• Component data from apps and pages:
>>
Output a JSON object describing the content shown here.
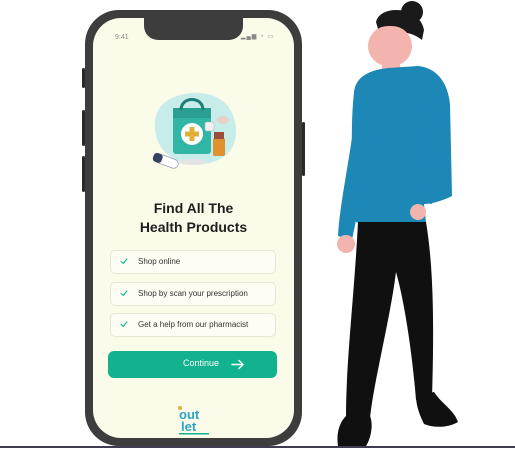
{
  "status_bar": {
    "time": "9:41",
    "icons": "▂▄▆ ◔ ▭"
  },
  "onboarding": {
    "title_line1": "Find All The",
    "title_line2": "Health Products",
    "features": [
      {
        "label": "Shop online"
      },
      {
        "label": "Shop by scan your prescription"
      },
      {
        "label": "Get a help from our pharmacist"
      }
    ],
    "continue_label": "Continue"
  },
  "logo": {
    "word_top": "out",
    "word_bottom": "let"
  },
  "colors": {
    "accent": "#13b28f",
    "screen_bg": "#fbfbe9",
    "phone_frame": "#3d3d3d",
    "shirt": "#1d87b6",
    "pants": "#101010"
  }
}
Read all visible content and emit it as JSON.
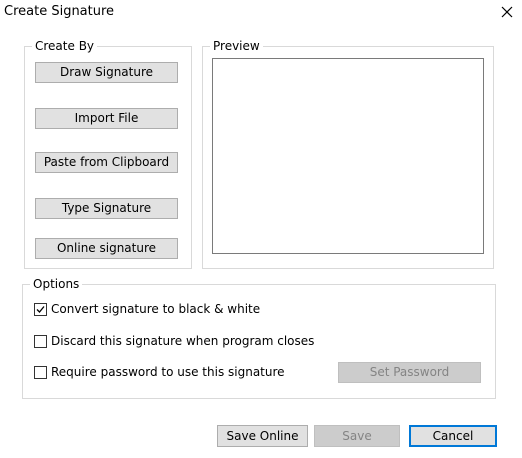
{
  "window": {
    "title": "Create Signature",
    "close_icon": "close-icon"
  },
  "create_by": {
    "legend": "Create By",
    "buttons": [
      "Draw Signature",
      "Import File",
      "Paste from Clipboard",
      "Type Signature",
      "Online signature"
    ]
  },
  "preview": {
    "legend": "Preview"
  },
  "options": {
    "legend": "Options",
    "convert_bw": {
      "label": "Convert signature to black & white",
      "checked": true
    },
    "discard": {
      "label": "Discard this signature when program closes",
      "checked": false
    },
    "require_password": {
      "label": "Require password to use this signature",
      "checked": false
    },
    "set_password_label": "Set Password"
  },
  "footer": {
    "save_online": "Save Online",
    "save": "Save",
    "cancel": "Cancel"
  }
}
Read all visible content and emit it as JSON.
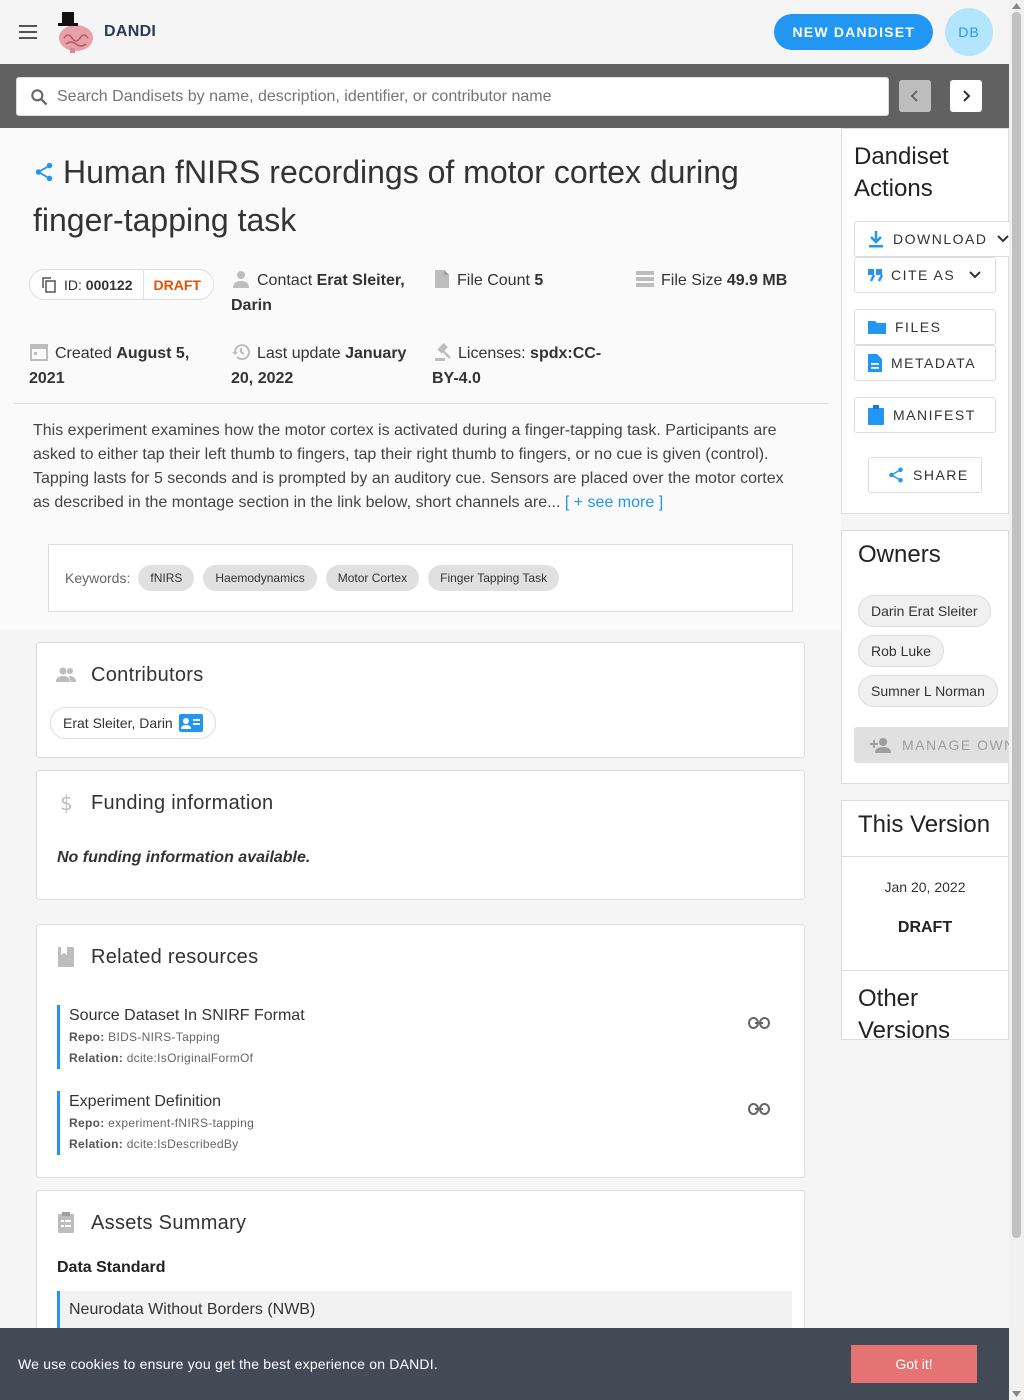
{
  "appbar": {
    "brand": "DANDI",
    "new_button": "NEW DANDISET",
    "avatar_initials": "DB"
  },
  "search": {
    "placeholder": "Search Dandisets by name, description, identifier, or contributor name"
  },
  "dandiset": {
    "title": "Human fNIRS recordings of motor cortex during finger-tapping task",
    "id_label": "ID:",
    "id": "000122",
    "status": "DRAFT",
    "contact_label": "Contact",
    "contact_value": "Erat Sleiter, Darin",
    "file_count_label": "File Count",
    "file_count": "5",
    "file_size_label": "File Size",
    "file_size": "49.9 MB",
    "created_label": "Created",
    "created": "August 5, 2021",
    "updated_label": "Last update",
    "updated": "January 20, 2022",
    "license_label": "Licenses:",
    "license": "spdx:CC-BY-4.0",
    "description": "This experiment examines how the motor cortex is activated during a finger-tapping task. Participants are asked to either tap their left thumb to fingers, tap their right thumb to fingers, or no cue is given (control). Tapping lasts for 5 seconds and is prompted by an auditory cue. Sensors are placed over the motor cortex as described in the montage section in the link below, short channels are...",
    "see_more": "[ + see more ]",
    "keywords_label": "Keywords:",
    "keywords": [
      "fNIRS",
      "Haemodynamics",
      "Motor Cortex",
      "Finger Tapping Task"
    ]
  },
  "contributors": {
    "title": "Contributors",
    "items": [
      "Erat Sleiter, Darin"
    ]
  },
  "funding": {
    "title": "Funding information",
    "empty_text": "No funding information available."
  },
  "related": {
    "title": "Related resources",
    "repo_label": "Repo:",
    "relation_label": "Relation:",
    "items": [
      {
        "name": "Source Dataset In SNIRF Format",
        "repo": "BIDS-NIRS-Tapping",
        "relation": "dcite:IsOriginalFormOf"
      },
      {
        "name": "Experiment Definition",
        "repo": "experiment-fNIRS-tapping",
        "relation": "dcite:IsDescribedBy"
      }
    ]
  },
  "assets": {
    "title": "Assets Summary",
    "data_standard_label": "Data Standard",
    "data_standard": "Neurodata Without Borders (NWB)"
  },
  "sidebar": {
    "actions_title": "Dandiset Actions",
    "download": "DOWNLOAD",
    "cite": "CITE AS",
    "files": "FILES",
    "metadata": "METADATA",
    "manifest": "MANIFEST",
    "share": "SHARE",
    "owners_title": "Owners",
    "owners": [
      "Darin Erat Sleiter",
      "Rob Luke",
      "Sumner L Norman"
    ],
    "manage_owners": "MANAGE OWNERS",
    "version_title": "This Version",
    "version_date": "Jan 20, 2022",
    "version_status": "DRAFT",
    "other_versions_title": "Other Versions"
  },
  "cookie": {
    "text": "We use cookies to ensure you get the best experience on DANDI.",
    "button": "Got it!"
  },
  "colors": {
    "primary": "#2196f3",
    "draft": "#e65100",
    "cookie_bg": "#424a55",
    "cookie_button": "#e57373"
  }
}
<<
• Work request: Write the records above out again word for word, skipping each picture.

• Solution to this problem:
Output a JSON object describing the content shown here.
{
  "status_bar": {
    "time": "9:41",
    "icons": "▂▄▆ ◔ ▭"
  },
  "onboarding": {
    "title_line1": "Find All The",
    "title_line2": "Health Products",
    "features": [
      {
        "label": "Shop online"
      },
      {
        "label": "Shop by scan your prescription"
      },
      {
        "label": "Get a help from our pharmacist"
      }
    ],
    "continue_label": "Continue"
  },
  "logo": {
    "word_top": "out",
    "word_bottom": "let"
  },
  "colors": {
    "accent": "#13b28f",
    "screen_bg": "#fbfbe9",
    "phone_frame": "#3d3d3d",
    "shirt": "#1d87b6",
    "pants": "#101010"
  }
}
Read all visible content and emit it as JSON.
{
  "window": {
    "title": "Create Signature",
    "close_icon": "close-icon"
  },
  "create_by": {
    "legend": "Create By",
    "buttons": [
      "Draw Signature",
      "Import File",
      "Paste from Clipboard",
      "Type Signature",
      "Online signature"
    ]
  },
  "preview": {
    "legend": "Preview"
  },
  "options": {
    "legend": "Options",
    "convert_bw": {
      "label": "Convert signature to black & white",
      "checked": true
    },
    "discard": {
      "label": "Discard this signature when program closes",
      "checked": false
    },
    "require_password": {
      "label": "Require password to use this signature",
      "checked": false
    },
    "set_password_label": "Set Password"
  },
  "footer": {
    "save_online": "Save Online",
    "save": "Save",
    "cancel": "Cancel"
  }
}
Read all visible content and emit it as JSON.
{
  "appbar": {
    "brand": "DANDI",
    "new_button": "NEW DANDISET",
    "avatar_initials": "DB"
  },
  "search": {
    "placeholder": "Search Dandisets by name, description, identifier, or contributor name"
  },
  "dandiset": {
    "title": "Human fNIRS recordings of motor cortex during finger-tapping task",
    "id_label": "ID:",
    "id": "000122",
    "status": "DRAFT",
    "contact_label": "Contact",
    "contact_value": "Erat Sleiter, Darin",
    "file_count_label": "File Count",
    "file_count": "5",
    "file_size_label": "File Size",
    "file_size": "49.9 MB",
    "created_label": "Created",
    "created": "August 5, 2021",
    "updated_label": "Last update",
    "updated": "January 20, 2022",
    "license_label": "Licenses:",
    "license": "spdx:CC-BY-4.0",
    "description": "This experiment examines how the motor cortex is activated during a finger-tapping task. Participants are asked to either tap their left thumb to fingers, tap their right thumb to fingers, or no cue is given (control). Tapping lasts for 5 seconds and is prompted by an auditory cue. Sensors are placed over the motor cortex as described in the montage section in the link below, short channels are...",
    "see_more": "[ + see more ]",
    "keywords_label": "Keywords:",
    "keywords": [
      "fNIRS",
      "Haemodynamics",
      "Motor Cortex",
      "Finger Tapping Task"
    ]
  },
  "contributors": {
    "title": "Contributors",
    "items": [
      "Erat Sleiter, Darin"
    ]
  },
  "funding": {
    "title": "Funding information",
    "empty_text": "No funding information available."
  },
  "related": {
    "title": "Related resources",
    "repo_label": "Repo:",
    "relation_label": "Relation:",
    "items": [
      {
        "name": "Source Dataset In SNIRF Format",
        "repo": "BIDS-NIRS-Tapping",
        "relation": "dcite:IsOriginalFormOf"
      },
      {
        "name": "Experiment Definition",
        "repo": "experiment-fNIRS-tapping",
        "relation": "dcite:IsDescribedBy"
      }
    ]
  },
  "assets": {
    "title": "Assets Summary",
    "data_standard_label": "Data Standard",
    "data_standard": "Neurodata Without Borders (NWB)"
  },
  "sidebar": {
    "actions_title": "Dandiset Actions",
    "download": "DOWNLOAD",
    "cite": "CITE AS",
    "files": "FILES",
    "metadata": "METADATA",
    "manifest": "MANIFEST",
    "share": "SHARE",
    "owners_title": "Owners",
    "owners": [
      "Darin Erat Sleiter",
      "Rob Luke",
      "Sumner L Norman"
    ],
    "manage_owners": "MANAGE OWNERS",
    "version_title": "This Version",
    "version_date": "Jan 20, 2022",
    "version_status": "DRAFT",
    "other_versions_title": "Other Versions"
  },
  "cookie": {
    "text": "We use cookies to ensure you get the best experience on DANDI.",
    "button": "Got it!"
  },
  "colors": {
    "primary": "#2196f3",
    "draft": "#e65100",
    "cookie_bg": "#424a55",
    "cookie_button": "#e57373"
  }
}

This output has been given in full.